[[ Record extracts, beginning ]]
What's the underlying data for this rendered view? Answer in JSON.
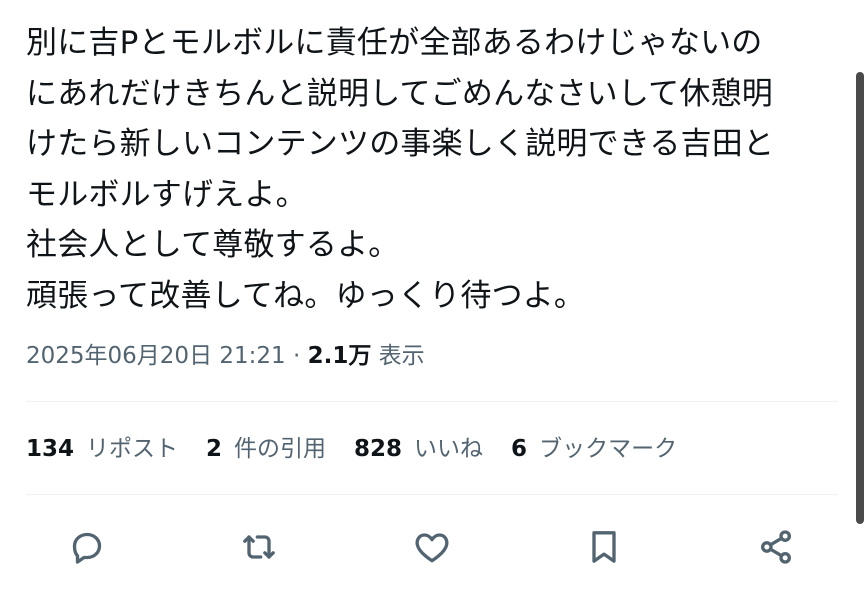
{
  "tweet": {
    "lines": [
      "別に吉Pとモルボルに責任が全部あるわけじゃないの",
      "にあれだけきちんと説明してごめんなさいして休憩明",
      "けたら新しいコンテンツの事楽しく説明できる吉田と",
      "モルボルすげえよ。",
      "社会人として尊敬するよ。",
      "頑張って改善してね。ゆっくり待つよ。"
    ]
  },
  "meta": {
    "timestamp": "2025年06月20日 21:21",
    "separator": "·",
    "views_count": "2.1万",
    "views_label": "表示"
  },
  "stats": {
    "reposts": {
      "count": "134",
      "label": "リポスト"
    },
    "quotes": {
      "count": "2",
      "label": "件の引用"
    },
    "likes": {
      "count": "828",
      "label": "いいね"
    },
    "bookmarks": {
      "count": "6",
      "label": "ブックマーク"
    }
  },
  "actions": {
    "icons": [
      "reply-icon",
      "repost-icon",
      "like-icon",
      "bookmark-icon",
      "share-icon"
    ],
    "icon_color": "#536471"
  },
  "colors": {
    "text": "#0f1419",
    "secondary": "#536471",
    "divider": "#eff3f4"
  }
}
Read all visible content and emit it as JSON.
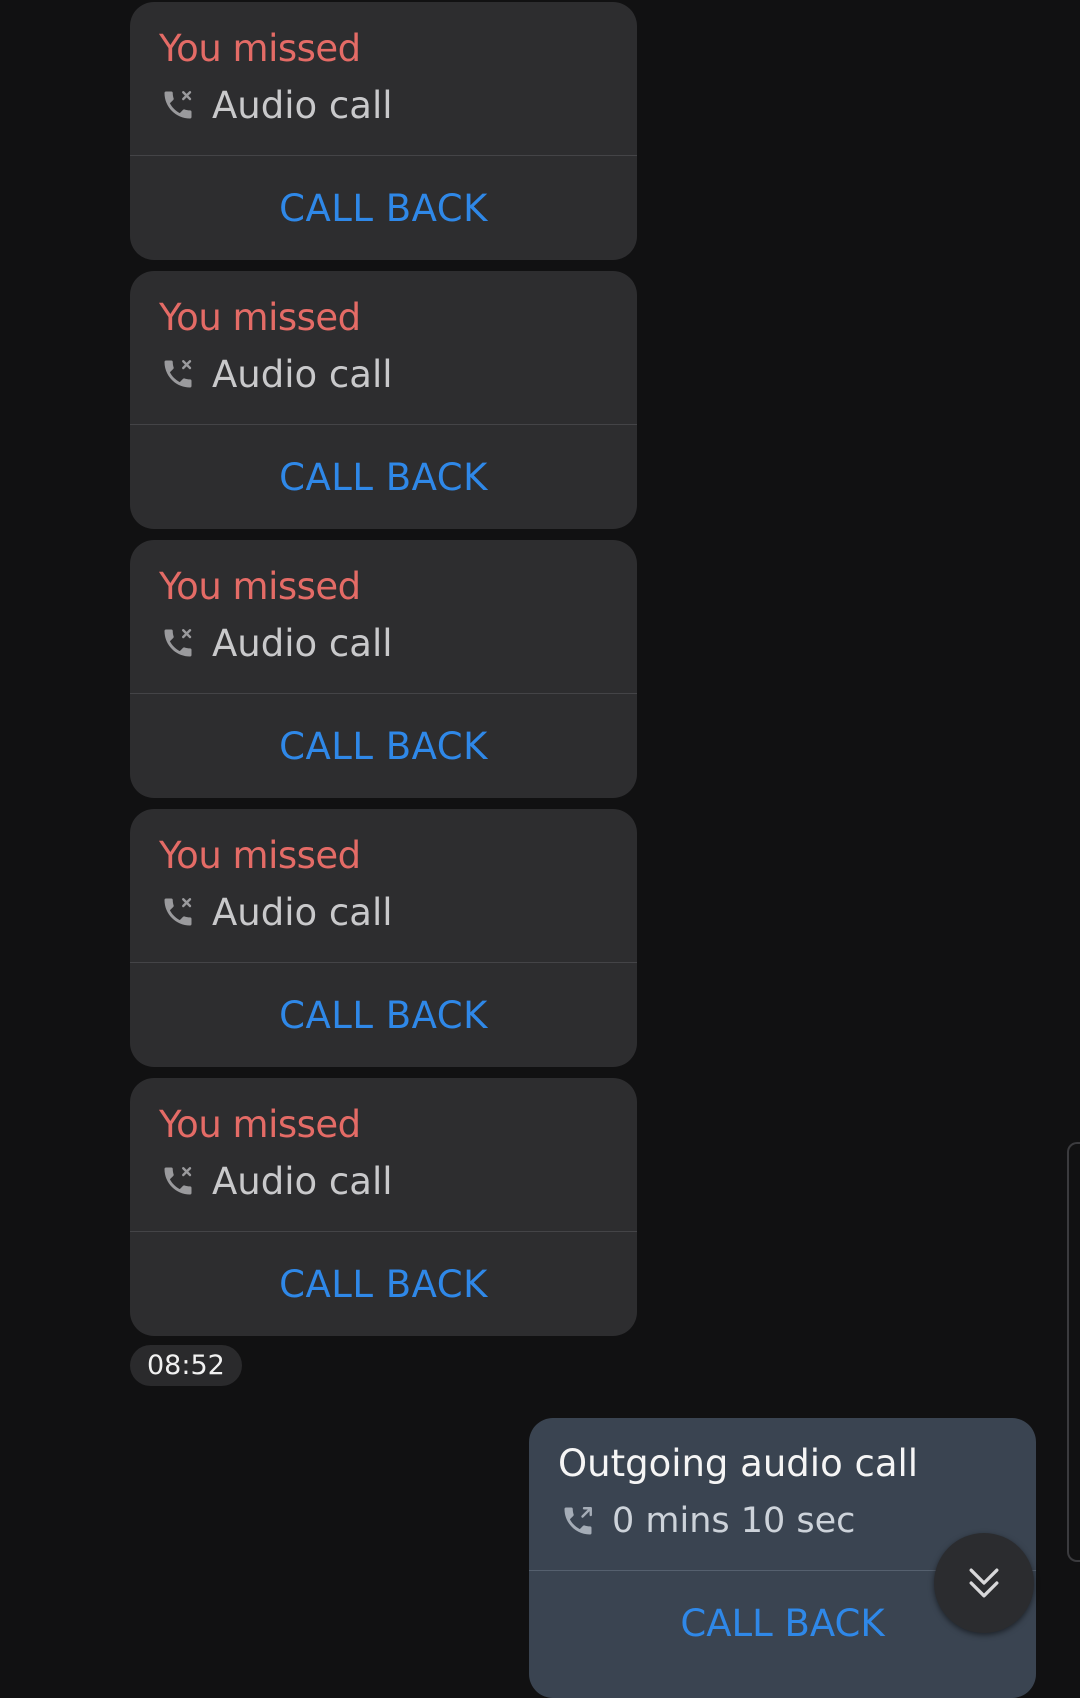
{
  "missed_calls": [
    {
      "title": "You missed",
      "type": "Audio call",
      "action": "CALL BACK",
      "icon": "missed-call-icon"
    },
    {
      "title": "You missed",
      "type": "Audio call",
      "action": "CALL BACK",
      "icon": "missed-call-icon"
    },
    {
      "title": "You missed",
      "type": "Audio call",
      "action": "CALL BACK",
      "icon": "missed-call-icon"
    },
    {
      "title": "You missed",
      "type": "Audio call",
      "action": "CALL BACK",
      "icon": "missed-call-icon"
    },
    {
      "title": "You missed",
      "type": "Audio call",
      "action": "CALL BACK",
      "icon": "missed-call-icon"
    }
  ],
  "timestamp": "08:52",
  "outgoing_call": {
    "title": "Outgoing audio call",
    "duration": "0 mins 10 sec",
    "action": "CALL BACK",
    "icon": "outgoing-call-icon"
  },
  "scroll_button_icon": "double-chevron-down-icon",
  "colors": {
    "background": "#111112",
    "missed_card": "#2d2d2f",
    "outgoing_card": "#3a4451",
    "missed_title": "#e46b66",
    "action_blue": "#2f88e8"
  }
}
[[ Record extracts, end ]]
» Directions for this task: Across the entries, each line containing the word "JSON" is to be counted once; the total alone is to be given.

» Written solution: 2